The majority of states in the U.S. – California included – allow legal marijuana cultivation, production and adult use and sales (with some restrictions) within their jurisdictions. But that hasn’t entirely shielded people from the potential for serious criminal charges for cannabis violations under federal law.
Existing statute classifies marijuana as a schedule I narcotic, dangerously addictive like heroin and with no medicinal value. This classification is clearly arcane, but it doesn’t negate the fact that people can still face substantial criminal penalties for federal cannabis violations. Unless and until marijuana is legalized at the federal level, it is imperative to take these seriously and work with a long-time cannabis criminal defense lawyer.

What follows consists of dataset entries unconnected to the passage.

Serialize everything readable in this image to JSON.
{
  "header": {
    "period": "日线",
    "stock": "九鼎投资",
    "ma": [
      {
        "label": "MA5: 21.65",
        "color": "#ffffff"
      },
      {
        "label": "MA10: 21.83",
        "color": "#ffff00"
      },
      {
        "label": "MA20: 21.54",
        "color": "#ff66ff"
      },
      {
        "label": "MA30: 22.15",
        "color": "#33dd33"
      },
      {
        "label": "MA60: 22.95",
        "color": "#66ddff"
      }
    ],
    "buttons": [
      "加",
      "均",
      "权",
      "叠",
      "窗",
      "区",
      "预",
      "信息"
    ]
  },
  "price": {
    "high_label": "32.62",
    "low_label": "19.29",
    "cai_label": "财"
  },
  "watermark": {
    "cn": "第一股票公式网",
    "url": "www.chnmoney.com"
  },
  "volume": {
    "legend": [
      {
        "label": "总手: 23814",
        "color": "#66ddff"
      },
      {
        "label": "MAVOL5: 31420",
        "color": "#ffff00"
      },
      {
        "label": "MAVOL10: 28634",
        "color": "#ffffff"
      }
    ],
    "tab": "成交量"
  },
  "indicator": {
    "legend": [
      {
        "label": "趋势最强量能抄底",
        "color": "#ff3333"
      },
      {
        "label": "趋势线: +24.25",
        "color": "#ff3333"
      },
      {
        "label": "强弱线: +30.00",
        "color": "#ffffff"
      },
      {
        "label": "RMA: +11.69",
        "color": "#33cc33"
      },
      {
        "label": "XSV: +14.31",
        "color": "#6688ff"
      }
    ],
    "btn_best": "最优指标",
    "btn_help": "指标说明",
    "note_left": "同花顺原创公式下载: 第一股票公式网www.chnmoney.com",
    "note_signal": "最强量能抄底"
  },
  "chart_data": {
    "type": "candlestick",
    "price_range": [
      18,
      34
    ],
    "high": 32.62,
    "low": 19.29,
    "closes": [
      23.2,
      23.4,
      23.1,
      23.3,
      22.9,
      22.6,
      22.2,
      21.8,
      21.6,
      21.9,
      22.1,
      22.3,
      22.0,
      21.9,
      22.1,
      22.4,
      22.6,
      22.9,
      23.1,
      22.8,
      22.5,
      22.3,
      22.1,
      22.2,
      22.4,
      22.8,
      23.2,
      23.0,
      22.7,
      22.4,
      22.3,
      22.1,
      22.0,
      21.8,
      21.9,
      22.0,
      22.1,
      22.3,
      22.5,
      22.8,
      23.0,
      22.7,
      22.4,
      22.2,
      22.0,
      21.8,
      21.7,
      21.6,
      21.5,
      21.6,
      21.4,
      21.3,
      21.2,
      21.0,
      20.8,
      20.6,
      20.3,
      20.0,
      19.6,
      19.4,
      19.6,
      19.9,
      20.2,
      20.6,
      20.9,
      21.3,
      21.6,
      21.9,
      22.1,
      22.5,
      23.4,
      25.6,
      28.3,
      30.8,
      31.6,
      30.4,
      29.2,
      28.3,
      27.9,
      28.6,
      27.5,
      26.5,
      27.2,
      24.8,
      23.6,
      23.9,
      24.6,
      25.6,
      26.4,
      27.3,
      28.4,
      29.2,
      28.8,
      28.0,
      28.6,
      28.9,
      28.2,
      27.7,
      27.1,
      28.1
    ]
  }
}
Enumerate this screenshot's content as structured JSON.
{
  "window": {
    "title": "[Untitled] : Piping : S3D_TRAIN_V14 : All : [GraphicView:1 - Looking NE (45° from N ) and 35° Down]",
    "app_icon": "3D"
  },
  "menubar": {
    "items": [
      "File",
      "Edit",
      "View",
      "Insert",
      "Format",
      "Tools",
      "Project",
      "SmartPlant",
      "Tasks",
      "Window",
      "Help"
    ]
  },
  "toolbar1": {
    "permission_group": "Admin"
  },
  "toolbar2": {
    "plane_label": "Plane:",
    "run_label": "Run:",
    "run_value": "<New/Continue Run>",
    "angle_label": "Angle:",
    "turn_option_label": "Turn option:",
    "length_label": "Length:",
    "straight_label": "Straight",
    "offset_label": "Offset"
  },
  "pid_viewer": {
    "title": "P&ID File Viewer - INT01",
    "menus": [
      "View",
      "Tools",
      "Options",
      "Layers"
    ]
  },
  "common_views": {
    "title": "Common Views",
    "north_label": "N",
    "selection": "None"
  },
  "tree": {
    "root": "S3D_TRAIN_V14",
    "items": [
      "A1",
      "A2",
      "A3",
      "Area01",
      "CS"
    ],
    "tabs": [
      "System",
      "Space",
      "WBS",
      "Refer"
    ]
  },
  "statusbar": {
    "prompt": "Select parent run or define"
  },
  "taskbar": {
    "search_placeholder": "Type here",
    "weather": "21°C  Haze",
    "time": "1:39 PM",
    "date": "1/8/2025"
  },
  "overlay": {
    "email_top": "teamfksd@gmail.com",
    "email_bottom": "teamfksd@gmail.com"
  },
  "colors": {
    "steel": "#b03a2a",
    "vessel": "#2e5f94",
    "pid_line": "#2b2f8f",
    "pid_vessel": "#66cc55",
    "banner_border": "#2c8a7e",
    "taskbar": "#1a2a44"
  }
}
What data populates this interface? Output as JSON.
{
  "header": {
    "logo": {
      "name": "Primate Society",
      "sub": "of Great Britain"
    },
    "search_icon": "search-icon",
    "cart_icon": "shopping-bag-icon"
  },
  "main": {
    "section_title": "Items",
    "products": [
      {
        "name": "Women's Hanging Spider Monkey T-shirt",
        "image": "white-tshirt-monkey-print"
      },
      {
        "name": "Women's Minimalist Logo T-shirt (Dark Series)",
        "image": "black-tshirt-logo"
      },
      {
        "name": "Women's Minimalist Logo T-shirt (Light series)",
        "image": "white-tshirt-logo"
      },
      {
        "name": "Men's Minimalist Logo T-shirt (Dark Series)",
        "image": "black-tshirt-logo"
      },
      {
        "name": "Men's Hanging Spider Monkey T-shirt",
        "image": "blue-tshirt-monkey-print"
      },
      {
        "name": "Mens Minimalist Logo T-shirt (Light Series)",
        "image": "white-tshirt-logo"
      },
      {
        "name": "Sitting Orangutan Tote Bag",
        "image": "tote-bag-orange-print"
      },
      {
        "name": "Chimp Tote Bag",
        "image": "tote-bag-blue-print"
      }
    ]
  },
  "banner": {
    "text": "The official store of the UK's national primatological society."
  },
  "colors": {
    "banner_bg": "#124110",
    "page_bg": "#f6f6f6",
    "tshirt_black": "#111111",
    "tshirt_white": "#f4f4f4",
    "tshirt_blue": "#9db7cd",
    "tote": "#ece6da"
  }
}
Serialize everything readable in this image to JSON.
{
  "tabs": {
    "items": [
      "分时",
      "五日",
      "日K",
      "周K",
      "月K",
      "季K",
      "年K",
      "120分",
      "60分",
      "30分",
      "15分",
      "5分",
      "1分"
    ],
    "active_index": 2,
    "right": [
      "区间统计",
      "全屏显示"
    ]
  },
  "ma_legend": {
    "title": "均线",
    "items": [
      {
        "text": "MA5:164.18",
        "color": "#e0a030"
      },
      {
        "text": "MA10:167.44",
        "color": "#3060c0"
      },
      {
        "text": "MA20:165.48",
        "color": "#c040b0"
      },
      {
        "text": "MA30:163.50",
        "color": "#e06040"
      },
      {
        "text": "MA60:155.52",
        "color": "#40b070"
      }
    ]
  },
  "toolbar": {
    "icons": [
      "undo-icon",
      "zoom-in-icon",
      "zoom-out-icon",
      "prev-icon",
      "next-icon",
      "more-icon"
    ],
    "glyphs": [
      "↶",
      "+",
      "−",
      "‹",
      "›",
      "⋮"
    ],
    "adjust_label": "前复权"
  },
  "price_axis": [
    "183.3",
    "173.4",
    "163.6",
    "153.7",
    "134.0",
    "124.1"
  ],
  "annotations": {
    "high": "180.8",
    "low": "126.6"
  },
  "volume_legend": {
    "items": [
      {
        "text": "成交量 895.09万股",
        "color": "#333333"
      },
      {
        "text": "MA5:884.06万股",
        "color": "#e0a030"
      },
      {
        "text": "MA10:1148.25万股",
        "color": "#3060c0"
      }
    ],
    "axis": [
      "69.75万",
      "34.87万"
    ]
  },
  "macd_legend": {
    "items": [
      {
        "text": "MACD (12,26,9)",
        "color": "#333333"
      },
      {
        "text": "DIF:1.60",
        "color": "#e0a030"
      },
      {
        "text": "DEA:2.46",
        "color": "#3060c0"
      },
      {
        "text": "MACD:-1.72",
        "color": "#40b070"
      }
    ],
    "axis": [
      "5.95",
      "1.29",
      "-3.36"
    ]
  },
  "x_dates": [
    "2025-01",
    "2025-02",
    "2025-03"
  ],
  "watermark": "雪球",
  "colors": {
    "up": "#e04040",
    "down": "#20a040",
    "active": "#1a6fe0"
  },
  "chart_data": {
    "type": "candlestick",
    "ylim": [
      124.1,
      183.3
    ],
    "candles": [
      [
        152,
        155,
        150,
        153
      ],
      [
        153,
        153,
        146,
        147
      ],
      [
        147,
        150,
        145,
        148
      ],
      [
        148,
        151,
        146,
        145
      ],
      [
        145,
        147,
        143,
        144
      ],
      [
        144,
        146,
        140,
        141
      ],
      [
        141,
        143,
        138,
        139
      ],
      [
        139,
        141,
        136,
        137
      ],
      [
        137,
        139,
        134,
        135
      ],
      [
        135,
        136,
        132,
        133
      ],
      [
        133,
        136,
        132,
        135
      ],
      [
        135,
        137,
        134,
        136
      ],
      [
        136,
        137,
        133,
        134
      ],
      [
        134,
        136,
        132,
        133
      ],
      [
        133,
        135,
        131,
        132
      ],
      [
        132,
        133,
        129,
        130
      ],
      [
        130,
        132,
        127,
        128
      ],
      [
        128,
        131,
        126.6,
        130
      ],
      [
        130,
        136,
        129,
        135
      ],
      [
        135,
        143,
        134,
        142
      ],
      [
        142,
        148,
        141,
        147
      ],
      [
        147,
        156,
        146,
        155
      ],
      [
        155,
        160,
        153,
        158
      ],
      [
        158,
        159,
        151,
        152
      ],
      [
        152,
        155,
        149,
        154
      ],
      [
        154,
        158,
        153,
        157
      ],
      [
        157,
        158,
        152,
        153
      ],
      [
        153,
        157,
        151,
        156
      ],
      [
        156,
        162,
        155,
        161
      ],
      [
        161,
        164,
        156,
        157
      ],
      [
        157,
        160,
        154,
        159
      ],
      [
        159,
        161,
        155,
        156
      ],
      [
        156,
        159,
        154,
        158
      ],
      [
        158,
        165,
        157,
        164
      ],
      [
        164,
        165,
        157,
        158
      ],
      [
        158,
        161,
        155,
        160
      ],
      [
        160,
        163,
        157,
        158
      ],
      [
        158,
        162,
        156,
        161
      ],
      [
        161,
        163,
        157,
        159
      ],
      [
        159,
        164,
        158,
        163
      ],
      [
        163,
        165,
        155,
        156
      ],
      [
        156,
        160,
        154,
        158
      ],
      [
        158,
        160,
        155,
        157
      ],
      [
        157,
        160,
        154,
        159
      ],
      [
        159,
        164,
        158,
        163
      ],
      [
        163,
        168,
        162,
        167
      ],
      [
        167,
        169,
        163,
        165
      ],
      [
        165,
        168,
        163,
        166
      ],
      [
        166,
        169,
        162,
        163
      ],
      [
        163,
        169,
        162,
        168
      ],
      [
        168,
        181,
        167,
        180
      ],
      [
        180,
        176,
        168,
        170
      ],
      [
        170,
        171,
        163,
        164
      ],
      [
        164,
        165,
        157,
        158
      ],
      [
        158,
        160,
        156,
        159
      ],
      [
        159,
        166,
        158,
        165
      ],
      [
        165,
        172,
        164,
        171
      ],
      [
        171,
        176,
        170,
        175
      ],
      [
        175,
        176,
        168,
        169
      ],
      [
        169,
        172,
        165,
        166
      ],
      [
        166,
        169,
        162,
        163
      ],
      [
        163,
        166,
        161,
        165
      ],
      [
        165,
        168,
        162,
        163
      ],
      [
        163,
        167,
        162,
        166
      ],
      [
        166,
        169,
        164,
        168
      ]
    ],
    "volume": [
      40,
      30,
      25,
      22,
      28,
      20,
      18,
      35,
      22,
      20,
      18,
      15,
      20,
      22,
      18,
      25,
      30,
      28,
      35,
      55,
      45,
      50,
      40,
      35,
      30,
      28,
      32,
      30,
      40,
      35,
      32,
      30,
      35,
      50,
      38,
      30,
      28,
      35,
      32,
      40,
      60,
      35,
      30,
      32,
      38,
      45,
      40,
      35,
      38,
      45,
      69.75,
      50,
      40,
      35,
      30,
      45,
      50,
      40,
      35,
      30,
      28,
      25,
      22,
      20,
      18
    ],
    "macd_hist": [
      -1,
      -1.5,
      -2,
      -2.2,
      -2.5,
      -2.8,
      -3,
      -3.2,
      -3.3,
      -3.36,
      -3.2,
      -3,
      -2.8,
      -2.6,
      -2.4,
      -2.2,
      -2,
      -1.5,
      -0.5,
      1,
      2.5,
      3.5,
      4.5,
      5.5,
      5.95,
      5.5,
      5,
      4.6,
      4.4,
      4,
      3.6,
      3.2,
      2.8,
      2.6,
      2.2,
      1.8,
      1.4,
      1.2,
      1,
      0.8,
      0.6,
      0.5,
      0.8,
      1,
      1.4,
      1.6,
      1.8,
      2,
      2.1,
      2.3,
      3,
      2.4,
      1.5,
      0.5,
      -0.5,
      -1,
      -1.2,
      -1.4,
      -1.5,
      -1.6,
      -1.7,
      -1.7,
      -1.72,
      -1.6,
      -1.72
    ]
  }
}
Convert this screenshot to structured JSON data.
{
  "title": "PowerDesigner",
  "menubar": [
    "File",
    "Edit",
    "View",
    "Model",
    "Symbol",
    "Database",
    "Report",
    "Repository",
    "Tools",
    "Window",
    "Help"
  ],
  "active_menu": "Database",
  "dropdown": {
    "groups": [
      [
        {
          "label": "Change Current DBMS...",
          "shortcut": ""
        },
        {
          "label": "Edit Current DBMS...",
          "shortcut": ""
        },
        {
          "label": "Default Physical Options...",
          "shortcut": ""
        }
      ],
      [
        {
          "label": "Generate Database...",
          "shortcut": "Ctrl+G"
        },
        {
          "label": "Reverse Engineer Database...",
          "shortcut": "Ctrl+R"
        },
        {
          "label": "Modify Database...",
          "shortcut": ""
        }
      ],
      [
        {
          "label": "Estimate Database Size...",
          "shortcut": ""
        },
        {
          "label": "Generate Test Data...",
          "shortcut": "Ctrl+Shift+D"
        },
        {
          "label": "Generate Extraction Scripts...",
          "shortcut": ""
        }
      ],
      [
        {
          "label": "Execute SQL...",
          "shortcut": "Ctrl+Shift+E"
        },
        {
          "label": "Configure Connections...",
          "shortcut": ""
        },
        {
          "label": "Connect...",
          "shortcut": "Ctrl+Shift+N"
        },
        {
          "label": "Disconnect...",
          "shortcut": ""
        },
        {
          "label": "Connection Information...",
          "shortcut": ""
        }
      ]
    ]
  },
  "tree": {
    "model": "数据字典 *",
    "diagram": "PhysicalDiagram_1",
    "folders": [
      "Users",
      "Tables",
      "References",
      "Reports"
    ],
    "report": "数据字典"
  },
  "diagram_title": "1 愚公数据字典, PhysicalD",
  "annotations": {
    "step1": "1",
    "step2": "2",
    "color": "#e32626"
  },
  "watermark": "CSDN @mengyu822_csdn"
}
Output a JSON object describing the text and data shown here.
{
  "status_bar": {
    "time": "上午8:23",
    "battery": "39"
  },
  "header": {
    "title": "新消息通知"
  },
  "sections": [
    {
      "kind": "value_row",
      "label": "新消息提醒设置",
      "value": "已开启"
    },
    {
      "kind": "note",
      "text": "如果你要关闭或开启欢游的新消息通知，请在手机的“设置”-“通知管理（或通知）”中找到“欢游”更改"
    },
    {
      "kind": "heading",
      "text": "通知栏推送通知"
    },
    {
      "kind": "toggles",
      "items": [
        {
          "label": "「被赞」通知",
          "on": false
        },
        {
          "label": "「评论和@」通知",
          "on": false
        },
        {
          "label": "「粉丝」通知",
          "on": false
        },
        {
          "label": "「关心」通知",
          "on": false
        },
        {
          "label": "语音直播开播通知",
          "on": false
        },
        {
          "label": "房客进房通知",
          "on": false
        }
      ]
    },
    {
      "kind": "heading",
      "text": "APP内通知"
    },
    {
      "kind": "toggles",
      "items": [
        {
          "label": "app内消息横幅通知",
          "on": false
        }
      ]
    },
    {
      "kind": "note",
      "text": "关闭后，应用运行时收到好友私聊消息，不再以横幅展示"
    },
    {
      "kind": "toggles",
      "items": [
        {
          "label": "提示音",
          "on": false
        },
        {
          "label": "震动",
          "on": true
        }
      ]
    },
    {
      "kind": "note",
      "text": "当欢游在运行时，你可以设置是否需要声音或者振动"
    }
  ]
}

Consider the case of a 26-year-old Maryland man who has been jailed in a maximum security federal prison for close to a year, awaiting trial on federal marijuana conspiracy charge, which is something of a gray area of the law as state laws grow more lenient. He and nearly a dozen others are accused of transporting more than 1,000 kilograms of cannabis from California to Maryland over the course of two years. If convicted, he faces a maximum sentence of 15 years. Continue reading